Appealing a Tax Court Decision
It's an unfortunate fact, but taxpayers lose most of the cases that are tried in the United States Tax Court. However, the percentage of taxpayers who prevail in the Tax Court is much higher for those who are represented by a tax attorney. According to a 2014 report by the Taxpayer Advocate to Congress, taxpayers who are represented are over 2.5 times more likely to prevail in whole or in part than those who represent themselves! The Tax Court is not the last stop on the trail for the determined taxpayer who wants to continue to fight the IRS. Very few tax attorneys have significant experience appearing in the Tax Court and even fewer have experience in filing appeals from losing cases in the Tax Court. Our tax lawyers have the necessary background to handle either a Tax Court trial or an appeal. Some of the questions you will need answers to before filing an appeal are:Can I Appeal my Tax Court Case?
Generally speaking, all Tax Court cases are appealable. However, there is a very big exception. If you elected to file your Tax Court petition as a "small tax case" then you will not be able to appeal the Tax Court's decision. That is one glaring reason why you may not want your tax case to be hears as a "small tax case." However, if you already have a decision from the Tax Court, it's probably too late to change your mind.Where do I Appeal my Tax Court Case?
Tax Court cases are appealed to the Federal Circuit Court of Appeals for the state in which you reside at the time you filed your Tax Court petition. So for example, if you live in the states of California, Hawaii, Arizona, Alaska, Oregon, Washington, Idaho, or Nevada your case will be appealed to the 9th Circuit Court of Appeals. If you live in the states of New York, Connecticut, or Vermont your appeal will be heard by the 2nd Circuit Court of Appeals. This holds true even if you've moved after you filed your Tax Court petition. Our tax litigation attorneys are admitted to practice before several different Circuit Courts of Appeal including the 9th Circuit, the 2nd Circuit, the 6th Circuit, and the 11th Circuit. This covers 18 states and approximately 149 million people. Even if our tax litigation attorneys aren't currently admitted in your Circuit we can still file an appeal on your behalf.How Long do I have to Appeal my Tax Court Case?
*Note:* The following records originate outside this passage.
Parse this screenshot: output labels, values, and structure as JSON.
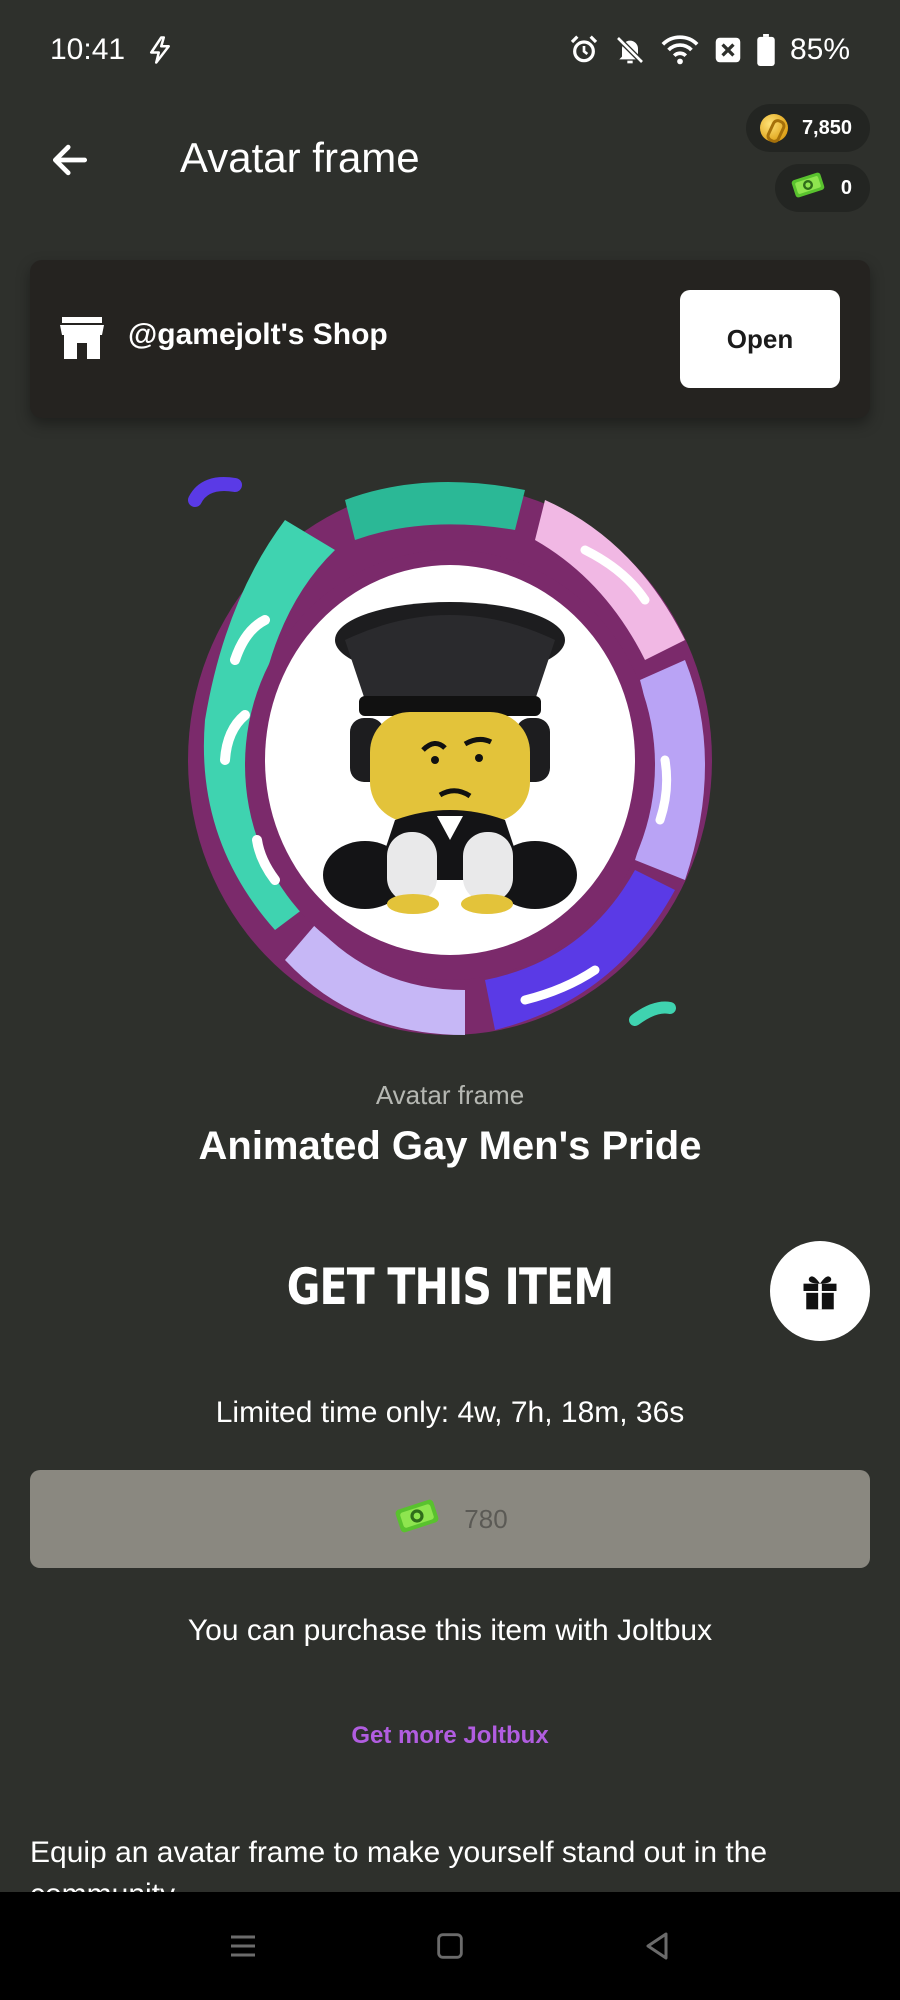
{
  "status_bar": {
    "time": "10:41",
    "battery": "85%",
    "icons": [
      "bolt-icon",
      "alarm-icon",
      "bell-off-icon",
      "wifi-icon",
      "close-box-icon",
      "battery-icon"
    ]
  },
  "header": {
    "title": "Avatar frame",
    "back_icon": "arrow-left-icon"
  },
  "wallet": {
    "coins": "7,850",
    "joltbux": "0"
  },
  "shop": {
    "label": "@gamejolt's Shop",
    "open_label": "Open",
    "icon": "storefront-icon"
  },
  "item": {
    "type": "Avatar frame",
    "name": "Animated Gay Men's Pride"
  },
  "purchase": {
    "title": "GET THIS ITEM",
    "limited_text": "Limited time only: 4w, 7h, 18m, 36s",
    "price": "780",
    "note": "You can purchase this item with Joltbux",
    "get_more_label": "Get more Joltbux",
    "gift_icon": "gift-icon"
  },
  "description": {
    "text": "Equip an avatar frame to make yourself stand out in the community."
  },
  "colors": {
    "background": "#2e302c",
    "card": "#252320",
    "link": "#b15de0",
    "price_button": "#8a8880"
  }
}
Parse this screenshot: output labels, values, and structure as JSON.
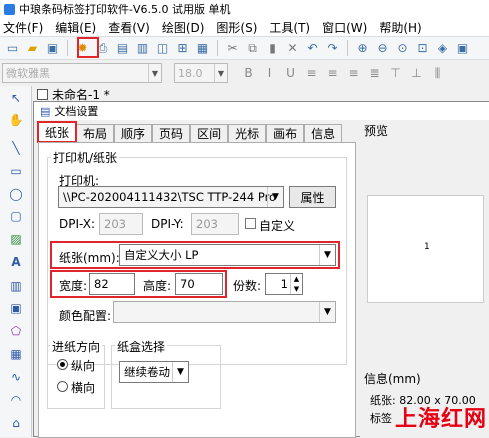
{
  "app": {
    "title": "中琅条码标签打印软件-V6.5.0 试用版 单机"
  },
  "menu": [
    "文件(F)",
    "编辑(E)",
    "查看(V)",
    "绘图(D)",
    "图形(S)",
    "工具(T)",
    "窗口(W)",
    "帮助(H)"
  ],
  "toolbar2": {
    "font_placeholder": "微软雅黑",
    "size_placeholder": "18.0"
  },
  "document_tab": {
    "title": "未命名-1 *"
  },
  "dialog": {
    "title": "文档设置",
    "tabs": [
      "纸张",
      "布局",
      "顺序",
      "页码",
      "区间",
      "光标",
      "画布",
      "信息"
    ],
    "printer_group": "打印机/纸张",
    "printer_label": "打印机:",
    "printer_value": "\\\\PC-202004111432\\TSC TTP-244 Pro",
    "properties_button": "属性",
    "dpi_x_label": "DPI-X:",
    "dpi_x_value": "203",
    "dpi_y_label": "DPI-Y:",
    "dpi_y_value": "203",
    "custom_label": "自定义",
    "paper_label": "纸张(mm):",
    "paper_value": "自定义大小 LP",
    "width_label": "宽度:",
    "width_value": "82",
    "height_label": "高度:",
    "height_value": "70",
    "copies_label": "份数:",
    "copies_value": "1",
    "color_label": "颜色配置:",
    "feed_group": "进纸方向",
    "portrait_label": "纵向",
    "landscape_label": "横向",
    "tray_group": "纸盒选择",
    "tray_value": "继续卷动",
    "preview_label": "预览",
    "preview_page": "1",
    "info_label": "信息(mm)",
    "info_paper": "纸张: 82.00 x 70.00",
    "info_label_row": "标签"
  },
  "watermark": "上海红网",
  "colors": {
    "highlight": "#e0262b",
    "accent": "#2e5aa8"
  }
}
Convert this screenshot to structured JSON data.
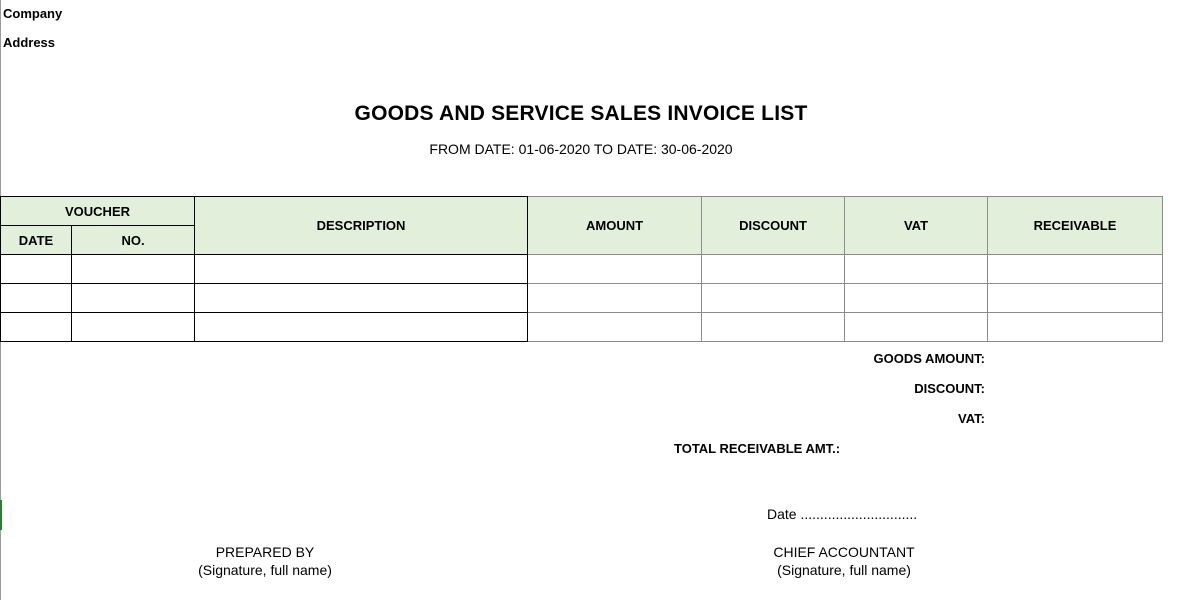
{
  "header": {
    "company_label": "Company",
    "address_label": "Address"
  },
  "title": "GOODS AND SERVICE SALES INVOICE LIST",
  "subtitle": "FROM DATE: 01-06-2020 TO DATE: 30-06-2020",
  "table": {
    "voucher_header": "VOUCHER",
    "date_header": "DATE",
    "no_header": "NO.",
    "description_header": "DESCRIPTION",
    "amount_header": "AMOUNT",
    "discount_header": "DISCOUNT",
    "vat_header": "VAT",
    "receivable_header": "RECEIVABLE",
    "rows": [
      {
        "date": "",
        "no": "",
        "description": "",
        "amount": "",
        "discount": "",
        "vat": "",
        "receivable": ""
      },
      {
        "date": "",
        "no": "",
        "description": "",
        "amount": "",
        "discount": "",
        "vat": "",
        "receivable": ""
      },
      {
        "date": "",
        "no": "",
        "description": "",
        "amount": "",
        "discount": "",
        "vat": "",
        "receivable": ""
      }
    ]
  },
  "summary": {
    "goods_amount_label": "GOODS AMOUNT:",
    "discount_label": "DISCOUNT:",
    "vat_label": "VAT:",
    "total_receivable_label": "TOTAL RECEIVABLE AMT.:"
  },
  "footer": {
    "date_line": "Date ..............................",
    "prepared_by": "PREPARED BY",
    "prepared_by_sub": "(Signature, full name)",
    "chief_accountant": "CHIEF ACCOUNTANT",
    "chief_accountant_sub": "(Signature, full name)"
  },
  "colors": {
    "header_fill": "#e2efda",
    "row_marker": "#2e7d32"
  }
}
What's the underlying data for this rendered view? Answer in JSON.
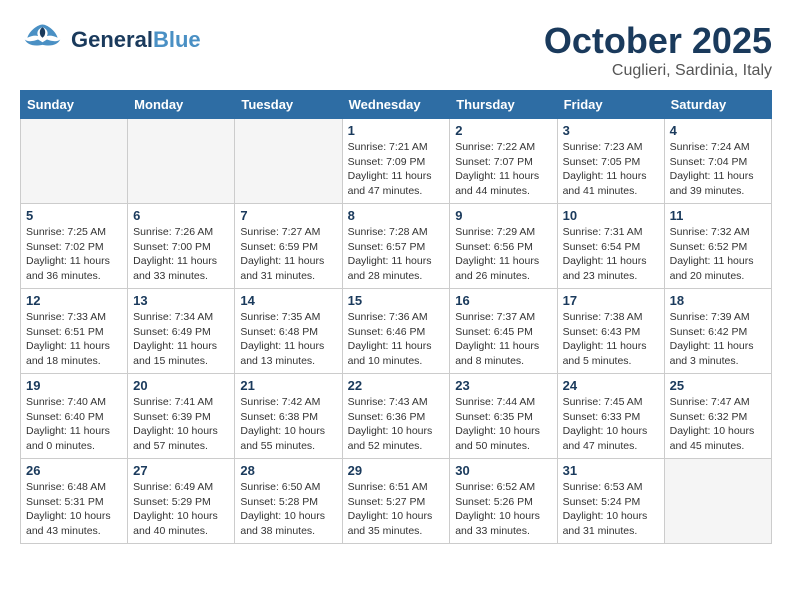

You will need to file a Notice of Appeal within 90 days of the date that the Tax Court entered its decision. That deadline is set forth in Internal Revenue Code Section 7483. Keep in mind that the opinion and the decision are two different documents, and in many cases, they have different dates. Make sure you are counting from the right date. If you win on some issues and lose on others, it is the IRS who may appeal. If the IRS appeals then you will have 120 days to file your appeal.What is the Cost to Appeal my Tax Court Decision?
As of mid-2017, the filing fee for a Notice of Appeal was $505. Legal fees to hire a tax litigation attorney will vary depending upon the complexity of your case.Will Filing an Appeal of my Tax Court Decision Prevent the IRS From Collecting the Taxes Due?
Unfortunately not. Internal Revenue Code Section 7485 requires that in addition to filing a Notice of Appeal, a taxpayer who wishes to avoid payment of the amount determined to be due by the Tax Court must post a bond. The Tax Court will determine the amount of the bond that must be posted, but it can't exceed double the amount of the tax deficiency. In our experience, the cost of a surety bond is substantial and most taxpayers will want to pay the tax now while they wait for their refund. If you can't pay the tax in full, our tax controversy attorneys can negotiate an installment payment agreement for you.
If you have a tax problem, the earlier in the process you call us, the more likely we can successfully resolve your case. But no matter what stage you are at, give us a call, and we will use our 100 plus years of combined tax experience to fight for you.